╭─ Given data

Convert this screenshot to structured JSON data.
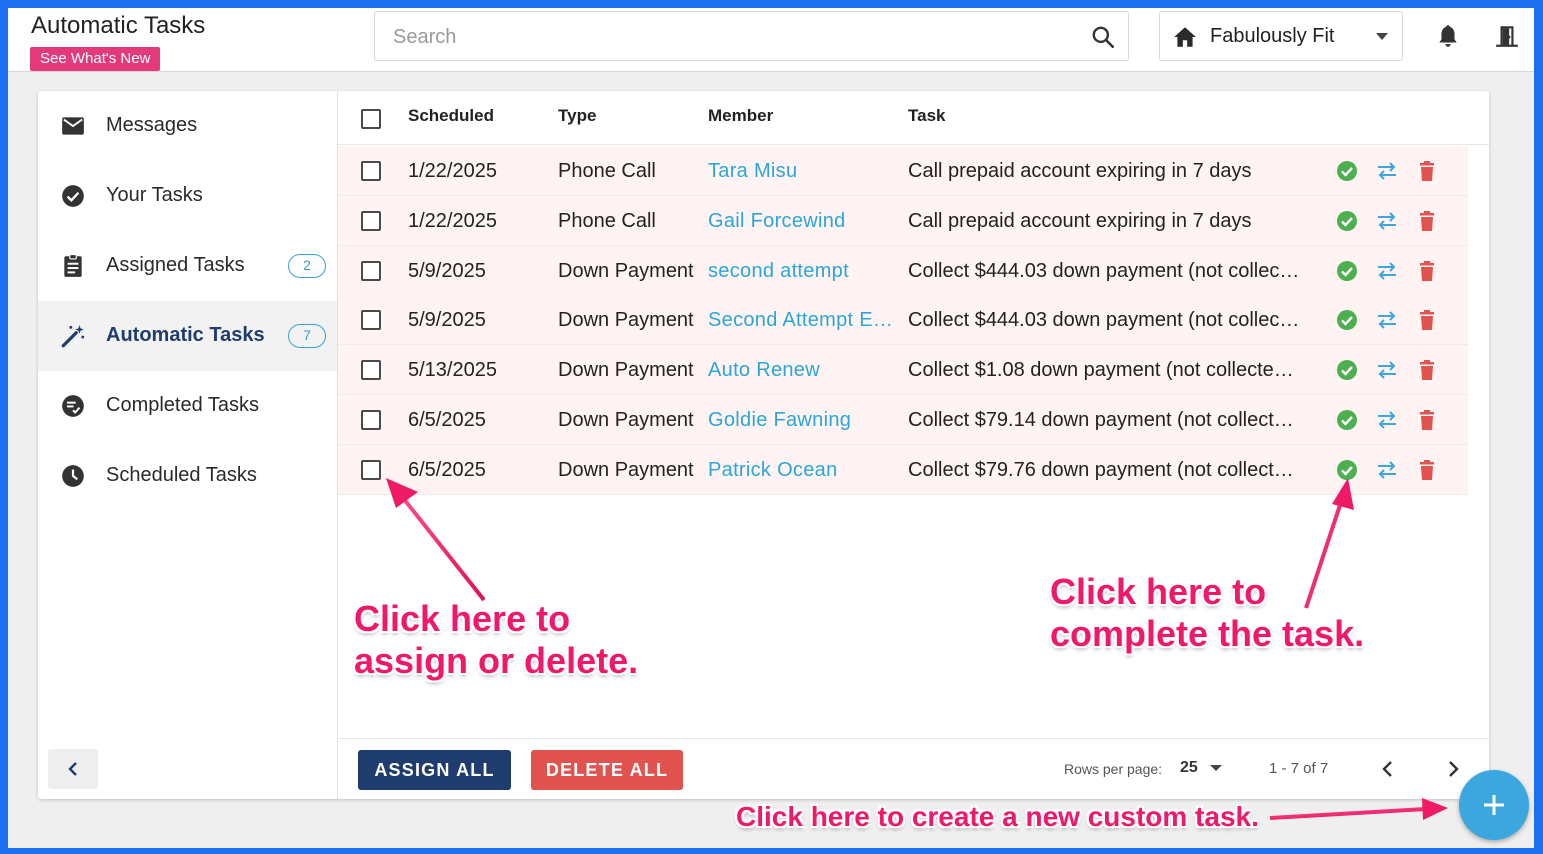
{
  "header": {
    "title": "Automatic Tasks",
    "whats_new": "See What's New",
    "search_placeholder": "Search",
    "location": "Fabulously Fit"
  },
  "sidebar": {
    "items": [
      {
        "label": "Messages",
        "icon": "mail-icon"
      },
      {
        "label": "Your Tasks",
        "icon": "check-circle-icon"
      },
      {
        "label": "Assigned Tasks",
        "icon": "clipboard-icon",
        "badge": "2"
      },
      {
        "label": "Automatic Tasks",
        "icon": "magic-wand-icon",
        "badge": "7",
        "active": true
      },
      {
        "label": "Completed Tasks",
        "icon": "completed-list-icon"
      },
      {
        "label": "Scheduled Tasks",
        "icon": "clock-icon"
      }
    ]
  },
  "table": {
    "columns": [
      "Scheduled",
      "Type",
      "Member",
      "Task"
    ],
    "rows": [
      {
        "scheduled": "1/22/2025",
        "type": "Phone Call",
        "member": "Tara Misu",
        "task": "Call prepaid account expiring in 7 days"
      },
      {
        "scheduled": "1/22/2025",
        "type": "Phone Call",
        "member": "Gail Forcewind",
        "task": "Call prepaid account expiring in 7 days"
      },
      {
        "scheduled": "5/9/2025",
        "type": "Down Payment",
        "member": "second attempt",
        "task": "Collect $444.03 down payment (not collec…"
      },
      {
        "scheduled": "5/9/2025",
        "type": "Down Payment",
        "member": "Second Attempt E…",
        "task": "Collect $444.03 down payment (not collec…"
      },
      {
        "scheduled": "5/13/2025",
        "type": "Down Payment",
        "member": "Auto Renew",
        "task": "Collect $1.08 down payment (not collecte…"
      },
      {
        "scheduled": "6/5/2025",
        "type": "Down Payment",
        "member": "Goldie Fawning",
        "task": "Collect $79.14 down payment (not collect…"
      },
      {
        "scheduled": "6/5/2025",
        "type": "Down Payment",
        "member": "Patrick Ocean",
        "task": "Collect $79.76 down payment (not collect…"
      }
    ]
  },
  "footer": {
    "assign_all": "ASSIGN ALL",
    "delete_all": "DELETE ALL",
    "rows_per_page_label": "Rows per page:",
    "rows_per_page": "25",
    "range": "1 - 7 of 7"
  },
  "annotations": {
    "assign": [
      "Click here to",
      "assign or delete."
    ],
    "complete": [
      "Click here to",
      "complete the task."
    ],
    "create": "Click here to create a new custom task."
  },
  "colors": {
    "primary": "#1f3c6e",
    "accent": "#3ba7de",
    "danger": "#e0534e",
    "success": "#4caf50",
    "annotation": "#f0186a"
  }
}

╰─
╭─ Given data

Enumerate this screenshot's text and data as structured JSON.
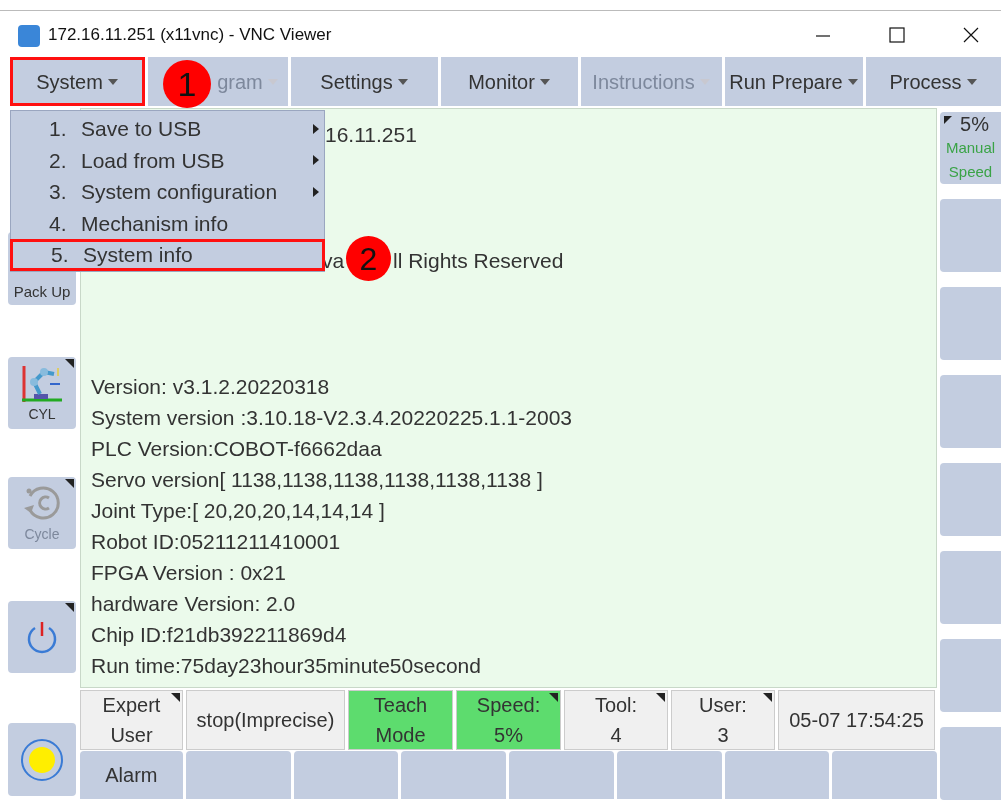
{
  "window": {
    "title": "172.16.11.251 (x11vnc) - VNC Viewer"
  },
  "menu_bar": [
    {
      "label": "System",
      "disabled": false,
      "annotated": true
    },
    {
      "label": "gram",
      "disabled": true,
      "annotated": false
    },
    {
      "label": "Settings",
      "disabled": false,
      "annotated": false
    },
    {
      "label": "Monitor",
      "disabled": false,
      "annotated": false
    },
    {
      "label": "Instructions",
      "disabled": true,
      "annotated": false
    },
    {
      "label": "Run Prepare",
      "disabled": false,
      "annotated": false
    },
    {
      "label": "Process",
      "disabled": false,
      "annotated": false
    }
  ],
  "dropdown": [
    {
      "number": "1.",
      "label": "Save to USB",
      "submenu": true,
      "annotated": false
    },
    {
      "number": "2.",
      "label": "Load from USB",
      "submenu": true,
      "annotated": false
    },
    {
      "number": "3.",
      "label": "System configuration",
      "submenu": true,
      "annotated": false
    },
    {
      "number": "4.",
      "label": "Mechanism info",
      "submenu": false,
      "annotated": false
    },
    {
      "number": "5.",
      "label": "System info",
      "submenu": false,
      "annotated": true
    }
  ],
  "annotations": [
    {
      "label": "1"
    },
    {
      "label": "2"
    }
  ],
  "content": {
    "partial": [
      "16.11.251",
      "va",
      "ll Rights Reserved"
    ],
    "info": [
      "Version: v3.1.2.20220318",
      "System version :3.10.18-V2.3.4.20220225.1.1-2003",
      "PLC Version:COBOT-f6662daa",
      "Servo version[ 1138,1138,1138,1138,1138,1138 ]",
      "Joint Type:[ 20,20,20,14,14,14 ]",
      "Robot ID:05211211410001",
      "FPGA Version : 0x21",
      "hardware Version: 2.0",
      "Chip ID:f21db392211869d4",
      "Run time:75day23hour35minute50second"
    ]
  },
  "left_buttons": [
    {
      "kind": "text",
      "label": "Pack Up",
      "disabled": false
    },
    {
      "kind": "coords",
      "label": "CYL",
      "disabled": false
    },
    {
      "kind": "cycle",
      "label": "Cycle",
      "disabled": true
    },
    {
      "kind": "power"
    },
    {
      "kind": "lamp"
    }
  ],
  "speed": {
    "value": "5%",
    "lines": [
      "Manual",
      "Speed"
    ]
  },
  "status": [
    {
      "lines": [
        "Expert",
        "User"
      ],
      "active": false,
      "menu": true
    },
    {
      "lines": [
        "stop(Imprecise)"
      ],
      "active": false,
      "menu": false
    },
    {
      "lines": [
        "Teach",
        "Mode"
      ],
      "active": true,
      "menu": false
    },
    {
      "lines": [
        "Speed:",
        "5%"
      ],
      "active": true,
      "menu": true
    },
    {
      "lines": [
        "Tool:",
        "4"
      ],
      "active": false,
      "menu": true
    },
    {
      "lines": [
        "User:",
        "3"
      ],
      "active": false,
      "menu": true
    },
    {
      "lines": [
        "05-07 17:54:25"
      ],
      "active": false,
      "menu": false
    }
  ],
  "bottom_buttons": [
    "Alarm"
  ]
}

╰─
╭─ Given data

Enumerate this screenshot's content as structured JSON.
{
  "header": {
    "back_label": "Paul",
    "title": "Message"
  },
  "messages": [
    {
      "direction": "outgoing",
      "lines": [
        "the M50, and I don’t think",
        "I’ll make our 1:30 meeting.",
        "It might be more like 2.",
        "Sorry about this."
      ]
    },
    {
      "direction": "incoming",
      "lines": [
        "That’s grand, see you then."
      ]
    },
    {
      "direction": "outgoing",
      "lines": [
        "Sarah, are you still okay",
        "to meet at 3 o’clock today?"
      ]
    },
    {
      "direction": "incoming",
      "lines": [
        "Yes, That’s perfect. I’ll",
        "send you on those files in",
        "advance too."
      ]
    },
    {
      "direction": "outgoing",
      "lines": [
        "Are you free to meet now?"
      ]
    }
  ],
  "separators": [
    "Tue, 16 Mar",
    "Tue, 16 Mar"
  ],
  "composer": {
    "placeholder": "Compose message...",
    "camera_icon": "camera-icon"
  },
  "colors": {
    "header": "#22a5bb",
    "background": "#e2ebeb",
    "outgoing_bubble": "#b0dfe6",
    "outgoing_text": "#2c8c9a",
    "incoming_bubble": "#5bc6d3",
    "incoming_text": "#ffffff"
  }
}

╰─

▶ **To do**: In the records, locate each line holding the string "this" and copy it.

▶ **Exercise output**:
Convert this screenshot to structured JSON data.
Enumerate this screenshot's text and data as structured JSON.
Enumerate this screenshot's content as structured JSON.
        "Sorry about this."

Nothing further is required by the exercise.